Quantification is the first step in assessing the proper course of action
In some previous posts (e.g., here), I have argued that the energy policy (or lack of policy) pursued by particularly this Administration has worsened the trade deficit.
Source: Author’s calculations based on Jan 2006 NIPA release.
A more comprehensive, wide-ranging, quantitative assessment of the costs of energy dependence is complicated by the fact that there is some dispute over key parameters (substitubability of capital for energy, price rigidities, etc.). Nonetheless, the Oak Ridge Laboratories have undertaken a study (Costs of U.S. Oil Dependence: 2005 Update) assessing the output, potential GDP, and wealth transfer costs. The document’s summary states:
“[T]his report focuses on its direct economic costs. These costs are the transfer of wealth from the United States to oil producing countries, the loss of economic potential due to oil prices elevated above competitive market levels, and disruption costs caused by sudden and large oil price movements. Several enhancements have been made to methods used in past studies to estimate these costs, and estimates of key parameters have been updated based on the most recent literature. It is estimated that oil dependence has cost the U.S. economy $3.6 trillion (constant 2000 dollars) since 1970, with the bulk of the losses occurring between 1979 and 1986. However, if oil prices in 2005 average $35-$45/bbl, as recently predicted by the U.S. Energy Information Administration, oil dependence costs in 2005 will be in the range of $150-$250 billion. Costs are relatively evenly divided between the three components. A sensitivity analysis reflecting uncertainty about all the key parameters required to estimate oil dependence costs suggests that a reasonable range of uncertainty for the total costs of U.S. oil dependence over the past 30 years is $2-$6 trillion (constant 2000 dollars). Reckoned in terms of present value using a discount rate of 4.5%, the costs of U.S. oil dependence since 1970 are $8 trillion, with a reasonable range of uncertainty of $5 to $13 trillion.”
Under a wide number of assumptions, the costs of energy dependence in 2005, given a price of oil of $45.50 per barrel, is estimated to be about 250 billion 2000 dollars.
Figure 27 from Greene and Ahmad, “Costs of U.S. Oil Dependence: 2005 Update,” Oak Ridge National Laboratories.
The actual average price in 2005 for WTI was $56.5 so this is an understatement (at least based on these assumptions). For perspective, the US real GDP in 2005 was 11.1 trillion 2000Ch. dollars.
Of these costs, the ones that rely least on contentious parameters is the wealth transfer — essentially how much is transferred to foreign oil producers (although a guess about the competitive price needs to be assumed). Here, the figure is about 150 billion 2000Ch., or about 1.4% of GDP.
I found the survey of price elasticities interesting in their own right.

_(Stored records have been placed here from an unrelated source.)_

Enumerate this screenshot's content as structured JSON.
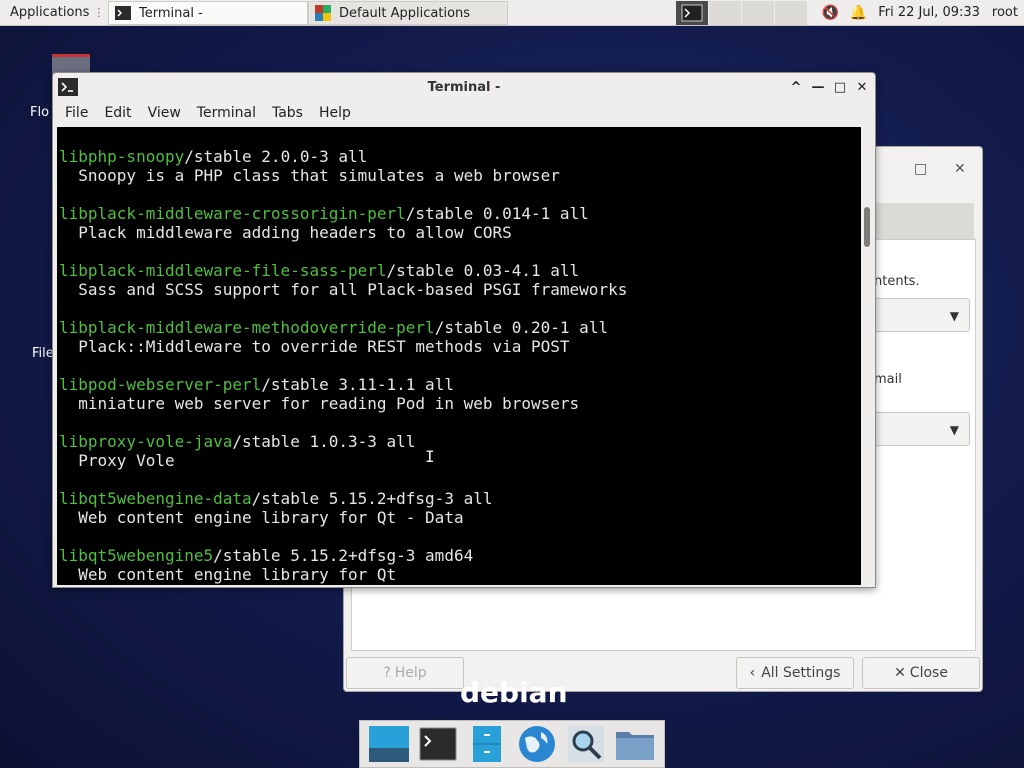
{
  "top_panel": {
    "applications_label": "Applications",
    "tasks": [
      {
        "label": "Terminal -",
        "active": true
      },
      {
        "label": "Default Applications",
        "active": false
      }
    ],
    "clock": "Fri 22 Jul, 09:33",
    "user": "root"
  },
  "desktop": {
    "icon_labels": [
      "Flo",
      "File"
    ]
  },
  "bg_dialog": {
    "text_contents": "ntents.",
    "text_mail": "mail",
    "help_label": "Help",
    "all_settings_label": "All Settings",
    "close_label": "Close"
  },
  "debian_label": "debian",
  "terminal": {
    "title": "Terminal -",
    "menu": [
      "File",
      "Edit",
      "View",
      "Terminal",
      "Tabs",
      "Help"
    ],
    "lines": [
      {
        "pkg": "libphp-snoopy",
        "rest": "/stable 2.0.0-3 all"
      },
      {
        "pkg": "",
        "rest": "  Snoopy is a PHP class that simulates a web browser"
      },
      {
        "pkg": "",
        "rest": ""
      },
      {
        "pkg": "libplack-middleware-crossorigin-perl",
        "rest": "/stable 0.014-1 all"
      },
      {
        "pkg": "",
        "rest": "  Plack middleware adding headers to allow CORS"
      },
      {
        "pkg": "",
        "rest": ""
      },
      {
        "pkg": "libplack-middleware-file-sass-perl",
        "rest": "/stable 0.03-4.1 all"
      },
      {
        "pkg": "",
        "rest": "  Sass and SCSS support for all Plack-based PSGI frameworks"
      },
      {
        "pkg": "",
        "rest": ""
      },
      {
        "pkg": "libplack-middleware-methodoverride-perl",
        "rest": "/stable 0.20-1 all"
      },
      {
        "pkg": "",
        "rest": "  Plack::Middleware to override REST methods via POST"
      },
      {
        "pkg": "",
        "rest": ""
      },
      {
        "pkg": "libpod-webserver-perl",
        "rest": "/stable 3.11-1.1 all"
      },
      {
        "pkg": "",
        "rest": "  miniature web server for reading Pod in web browsers"
      },
      {
        "pkg": "",
        "rest": ""
      },
      {
        "pkg": "libproxy-vole-java",
        "rest": "/stable 1.0.3-3 all"
      },
      {
        "pkg": "",
        "rest": "  Proxy Vole"
      },
      {
        "pkg": "",
        "rest": ""
      },
      {
        "pkg": "libqt5webengine-data",
        "rest": "/stable 5.15.2+dfsg-3 all"
      },
      {
        "pkg": "",
        "rest": "  Web content engine library for Qt - Data"
      },
      {
        "pkg": "",
        "rest": ""
      },
      {
        "pkg": "libqt5webengine5",
        "rest": "/stable 5.15.2+dfsg-3 amd64"
      },
      {
        "pkg": "",
        "rest": "  Web content engine library for Qt"
      }
    ]
  },
  "colors": {
    "pkg_green": "#4fbf3d",
    "terminal_bg": "#000000",
    "terminal_fg": "#e6e6e6"
  }
}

The report presents two tables.
Table 3 from Greene and Ahmad, “Costs of U.S. Oil Dependence: 2005 Update,” Oak Ridge National Laboratories.
What I found most interesting is the relatively high (at least compared to what some people think) long run price elasticities of oil demand, combined with relatively low long run supply elasticities (the typically cited figure is slightly lower than the average here, 0.3, which is close to the EIA figure). This suggests to me that there is considerable scope for reducing demand via taxes, while attempting to increase domestic supply by way of subsidies would be more difficult (note that the average rate of convergence to the long run is lower on the supply side).

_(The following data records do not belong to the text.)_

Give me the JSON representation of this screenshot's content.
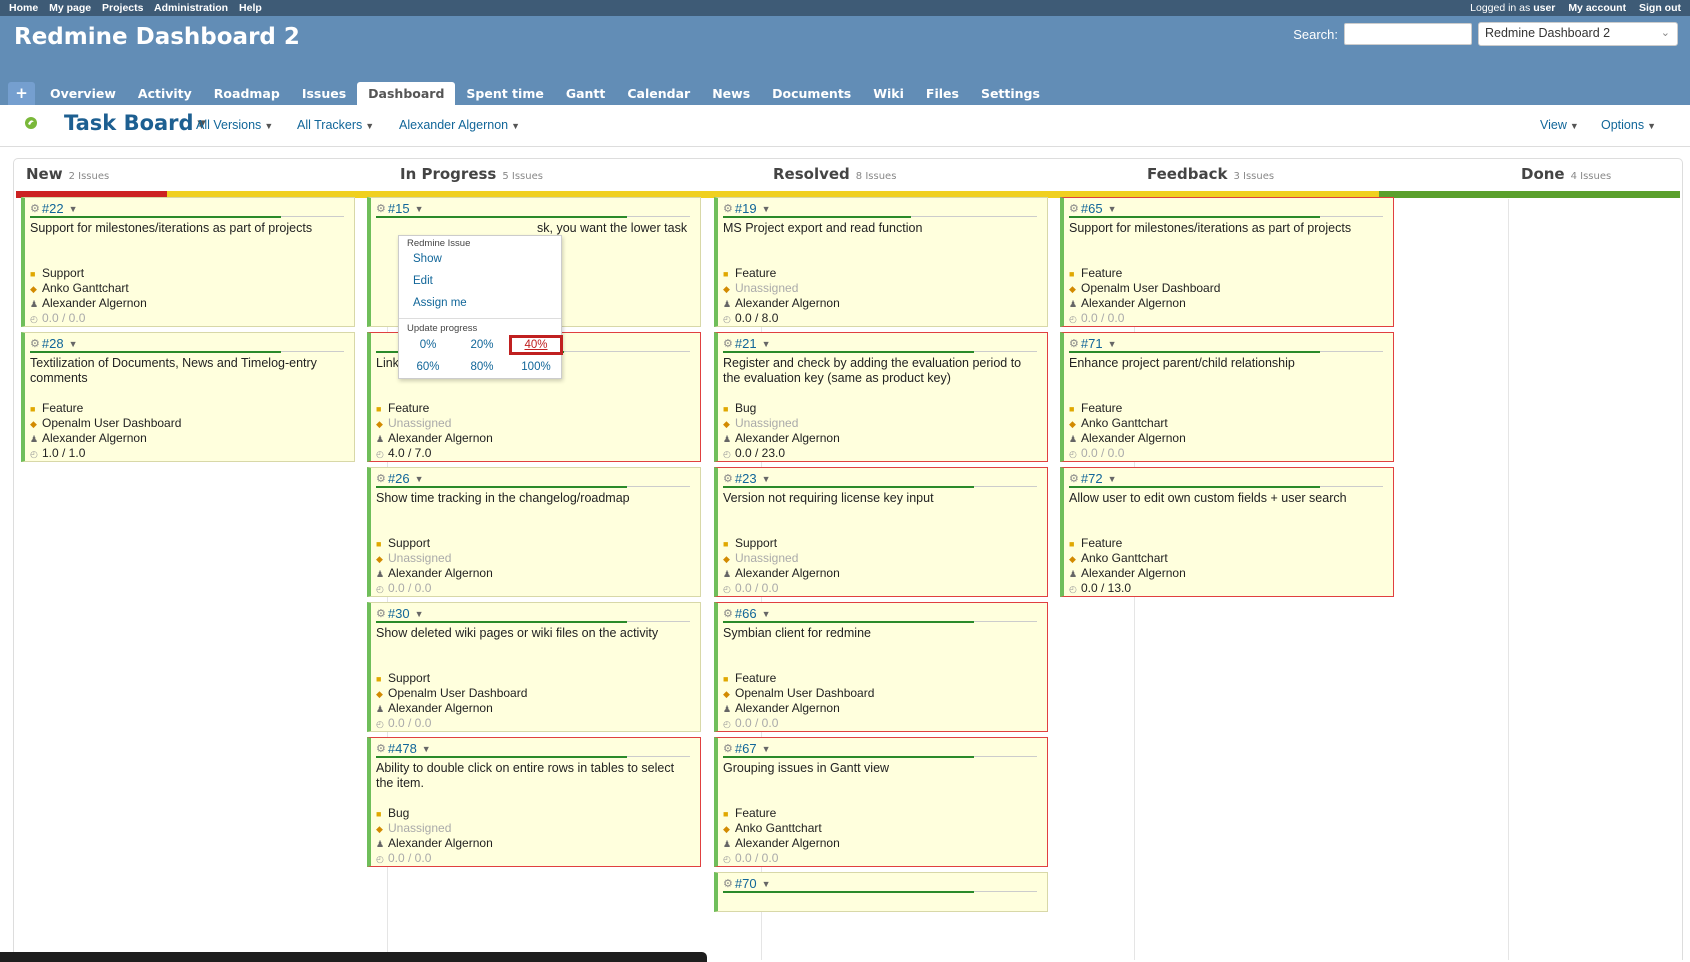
{
  "top_menu": {
    "links": [
      "Home",
      "My page",
      "Projects",
      "Administration",
      "Help"
    ],
    "logged_in_prefix": "Logged in as",
    "logged_in_user": "user",
    "my_account": "My account",
    "sign_out": "Sign out"
  },
  "header": {
    "title": "Redmine Dashboard 2",
    "search_label": "Search:",
    "search_value": "",
    "project_select": "Redmine Dashboard 2"
  },
  "main_menu": {
    "plus": "+",
    "tabs": [
      "Overview",
      "Activity",
      "Roadmap",
      "Issues",
      "Dashboard",
      "Spent time",
      "Gantt",
      "Calendar",
      "News",
      "Documents",
      "Wiki",
      "Files",
      "Settings"
    ],
    "selected": "Dashboard"
  },
  "context": {
    "title": "Task Board",
    "versions": "All Versions",
    "trackers": "All Trackers",
    "assignee": "Alexander Algernon",
    "view": "View",
    "options": "Options"
  },
  "columns": [
    {
      "name": "New",
      "count": "2 Issues"
    },
    {
      "name": "In Progress",
      "count": "5 Issues"
    },
    {
      "name": "Resolved",
      "count": "8 Issues"
    },
    {
      "name": "Feedback",
      "count": "3 Issues"
    },
    {
      "name": "Done",
      "count": "4 Issues"
    }
  ],
  "colors": {
    "red": "#cc2222",
    "yellow": "#f0d020",
    "green": "#5aa02c",
    "card_bg": "#ffffdd",
    "overdue_border": "#e04040"
  },
  "cards": [
    {
      "id": "#22",
      "subject": "Support for milestones/iterations as part of projects",
      "tracker": "Support",
      "version": "Anko Ganttchart",
      "assignee": "Alexander Algernon",
      "time": "0.0 / 0.0",
      "progress": 0.8,
      "overdue": false
    },
    {
      "id": "#28",
      "subject": "Textilization of Documents, News and Timelog-entry comments",
      "tracker": "Feature",
      "version": "Openalm User Dashboard",
      "assignee": "Alexander Algernon",
      "time": "1.0 / 1.0",
      "progress": 0.8,
      "overdue": false
    },
    {
      "id": "#15",
      "subject": "sk, you want the lower task to",
      "tracker": "",
      "version": "",
      "assignee": "",
      "time": "",
      "progress": 0.8,
      "overdue": false
    },
    {
      "id": "",
      "subject": "Link tasks with Drag & Drop",
      "tracker": "Feature",
      "version": "Unassigned",
      "assignee": "Alexander Algernon",
      "time": "4.0 / 7.0",
      "progress": 0.6,
      "overdue": true
    },
    {
      "id": "#26",
      "subject": "Show time tracking in the changelog/roadmap",
      "tracker": "Support",
      "version": "Unassigned",
      "assignee": "Alexander Algernon",
      "time": "0.0 / 0.0",
      "progress": 0.8,
      "overdue": false
    },
    {
      "id": "#30",
      "subject": "Show deleted wiki pages or wiki files on the activity",
      "tracker": "Support",
      "version": "Openalm User Dashboard",
      "assignee": "Alexander Algernon",
      "time": "0.0 / 0.0",
      "progress": 0.8,
      "overdue": false
    },
    {
      "id": "#478",
      "subject": "Ability to double click on entire rows in tables to select the item.",
      "tracker": "Bug",
      "version": "Unassigned",
      "assignee": "Alexander Algernon",
      "time": "0.0 / 0.0",
      "progress": 0.8,
      "overdue": true
    },
    {
      "id": "#19",
      "subject": "MS Project export and read function",
      "tracker": "Feature",
      "version": "Unassigned",
      "assignee": "Alexander Algernon",
      "time": "0.0 / 8.0",
      "progress": 0.6,
      "overdue": false
    },
    {
      "id": "#21",
      "subject": "Register and check by adding the evaluation period to the evaluation key (same as product key)",
      "tracker": "Bug",
      "version": "Unassigned",
      "assignee": "Alexander Algernon",
      "time": "0.0 / 23.0",
      "progress": 0.8,
      "overdue": true
    },
    {
      "id": "#23",
      "subject": "Version not requiring license key input",
      "tracker": "Support",
      "version": "Unassigned",
      "assignee": "Alexander Algernon",
      "time": "0.0 / 0.0",
      "progress": 0.8,
      "overdue": true
    },
    {
      "id": "#66",
      "subject": "Symbian client for redmine",
      "tracker": "Feature",
      "version": "Openalm User Dashboard",
      "assignee": "Alexander Algernon",
      "time": "0.0 / 0.0",
      "progress": 0.8,
      "overdue": true
    },
    {
      "id": "#67",
      "subject": "Grouping issues in Gantt view",
      "tracker": "Feature",
      "version": "Anko Ganttchart",
      "assignee": "Alexander Algernon",
      "time": "0.0 / 0.0",
      "progress": 0.8,
      "overdue": true
    },
    {
      "id": "#70",
      "subject": "",
      "tracker": "",
      "version": "",
      "assignee": "",
      "time": "",
      "progress": 0.8,
      "overdue": false
    },
    {
      "id": "#65",
      "subject": "Support for milestones/iterations as part of projects",
      "tracker": "Feature",
      "version": "Openalm User Dashboard",
      "assignee": "Alexander Algernon",
      "time": "0.0 / 0.0",
      "progress": 0.8,
      "overdue": true
    },
    {
      "id": "#71",
      "subject": "Enhance project parent/child relationship",
      "tracker": "Feature",
      "version": "Anko Ganttchart",
      "assignee": "Alexander Algernon",
      "time": "0.0 / 0.0",
      "progress": 0.8,
      "overdue": true
    },
    {
      "id": "#72",
      "subject": "Allow user to edit own custom fields + user search",
      "tracker": "Feature",
      "version": "Anko Ganttchart",
      "assignee": "Alexander Algernon",
      "time": "0.0 / 13.0",
      "progress": 0.8,
      "overdue": true
    }
  ],
  "popup": {
    "section1": "Redmine Issue",
    "items": [
      "Show",
      "Edit",
      "Assign me"
    ],
    "section2": "Update progress",
    "progress_options": [
      "0%",
      "20%",
      "40%",
      "60%",
      "80%",
      "100%"
    ],
    "selected_option": "40%"
  }
}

Obviously, this doesn’t mean we should seek to set oil imports to zero. But it does mean that there is a cost to relying upon energy, and additionally (my focus here) to relying upon imported energy. We should seek to reduce energy imports using as a guide economic principles — namely investing in conservation R&D, and implementing taxes, up to the point that the combination of instruments leads to the internalization of negative externalities. Here we have not only the environmental ones, but also those associated with additional variability in income (after all, in a Taylor rule world, variability is a bad thing). And then there is the question of whether we would need to be so monomaniacally obsessed with oil supplies — and hence need to sacrifice so many resources to maintaining large ground forces in the MidEast — if we were not so susceptible to such large terms of trade shocks.
oil price elasticity